Leighton, Taigen Daniel. Cultivating the Empty Field: The Silent Illumination of Zen Master Hongzhi (Boston: Tuttle, 2000)
Contains translations of some texts and poetry especially important for Soto Zen.

Luk, Charles (Lu K'uan Y). The Secrets of Chinese Meditation (New York: Samuel Weiser, 1972)
Contains Taoist and Buddhist materials, including T'ien T'ai Chih-i's (538-597) shorter meditation tract on pp. 109-156. This is one of the T'ien T'ai Buddhist meditation manuals that later Zen meditation manuals were based on.

Luk, Charles (Lu K'uan Y). The Vimalakirti Nirdesa Sutra (Berkeley: Shambhala, 1972) amoli. The Path of Discrimination (Patisambhidmagga) (Oxford: Pali Text Society, 1991) Treatise 14 is on Loving Kindness.
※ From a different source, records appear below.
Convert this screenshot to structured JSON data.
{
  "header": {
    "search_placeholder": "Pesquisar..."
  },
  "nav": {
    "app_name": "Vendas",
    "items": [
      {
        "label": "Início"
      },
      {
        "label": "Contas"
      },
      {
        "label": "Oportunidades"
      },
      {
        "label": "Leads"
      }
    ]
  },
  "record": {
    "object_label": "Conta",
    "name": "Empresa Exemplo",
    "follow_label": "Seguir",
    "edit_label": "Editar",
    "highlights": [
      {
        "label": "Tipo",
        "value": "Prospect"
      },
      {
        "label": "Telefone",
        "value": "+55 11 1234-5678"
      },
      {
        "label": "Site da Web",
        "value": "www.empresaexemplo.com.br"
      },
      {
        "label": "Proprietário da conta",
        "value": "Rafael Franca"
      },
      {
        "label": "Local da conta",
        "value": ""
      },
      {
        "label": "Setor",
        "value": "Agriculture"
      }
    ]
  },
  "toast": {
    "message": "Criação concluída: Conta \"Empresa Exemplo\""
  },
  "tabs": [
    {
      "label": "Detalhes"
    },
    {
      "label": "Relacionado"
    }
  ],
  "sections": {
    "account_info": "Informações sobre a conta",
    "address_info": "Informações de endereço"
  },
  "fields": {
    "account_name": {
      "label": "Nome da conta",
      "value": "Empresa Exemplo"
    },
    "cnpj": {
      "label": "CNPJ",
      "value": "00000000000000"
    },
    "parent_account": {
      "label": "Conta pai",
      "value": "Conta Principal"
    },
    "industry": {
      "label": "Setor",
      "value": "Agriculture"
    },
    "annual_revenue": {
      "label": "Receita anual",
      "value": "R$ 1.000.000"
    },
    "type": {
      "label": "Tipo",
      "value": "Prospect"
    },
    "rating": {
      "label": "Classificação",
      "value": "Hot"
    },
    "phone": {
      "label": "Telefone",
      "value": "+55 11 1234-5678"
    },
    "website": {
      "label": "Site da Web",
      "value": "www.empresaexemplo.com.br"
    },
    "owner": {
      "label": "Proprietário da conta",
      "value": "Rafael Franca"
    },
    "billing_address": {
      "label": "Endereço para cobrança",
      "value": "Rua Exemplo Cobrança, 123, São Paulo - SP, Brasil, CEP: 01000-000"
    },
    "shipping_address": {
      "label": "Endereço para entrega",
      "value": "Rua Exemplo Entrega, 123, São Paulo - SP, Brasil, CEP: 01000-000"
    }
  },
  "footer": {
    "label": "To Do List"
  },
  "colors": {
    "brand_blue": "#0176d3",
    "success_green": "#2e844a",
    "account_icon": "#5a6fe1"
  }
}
Rahula, Walpola. What the Buddha Taught (New York: Grove Press, 1974) Ratna, Gyana. The Way of Practicing Meditation in Theravda Buddhism (Tokyo: Sankibo-Busshorin, 2001)
A wealth of information, although the English is sometimes unclear.

Sasaki, Ruth Fuller. The Record of Lin-chi (Kyoto: Institute for Zen Studies, 1975) Suzuki, D. T. Manual of Zen Buddhism (London: Rider, 1950) Takasaki, Jikido. An Introduction to Buddhism (Tokyo: Toho Gakkai, 1987)
Useful reference work with Pali, Sanskrit, Chinese, and/or Japanese given for many technical terms.

Waddell, Norman and Masao Abe. The Heart of Dogen's Shobogenzo (New York: SUNY, 2002) Watson, Burton. The Vimalakirti Sutra (New York: Columbia University Press, 2000) Watson, Burton. The Zen Teachings of Master Lin-chi (Boston: Shambhala, 1993) Yn-hua, Jan. "Tsung-Mi: His Analysis of Ch'an Buddhism" Toung Pao 68 (1972) pp. 1-54.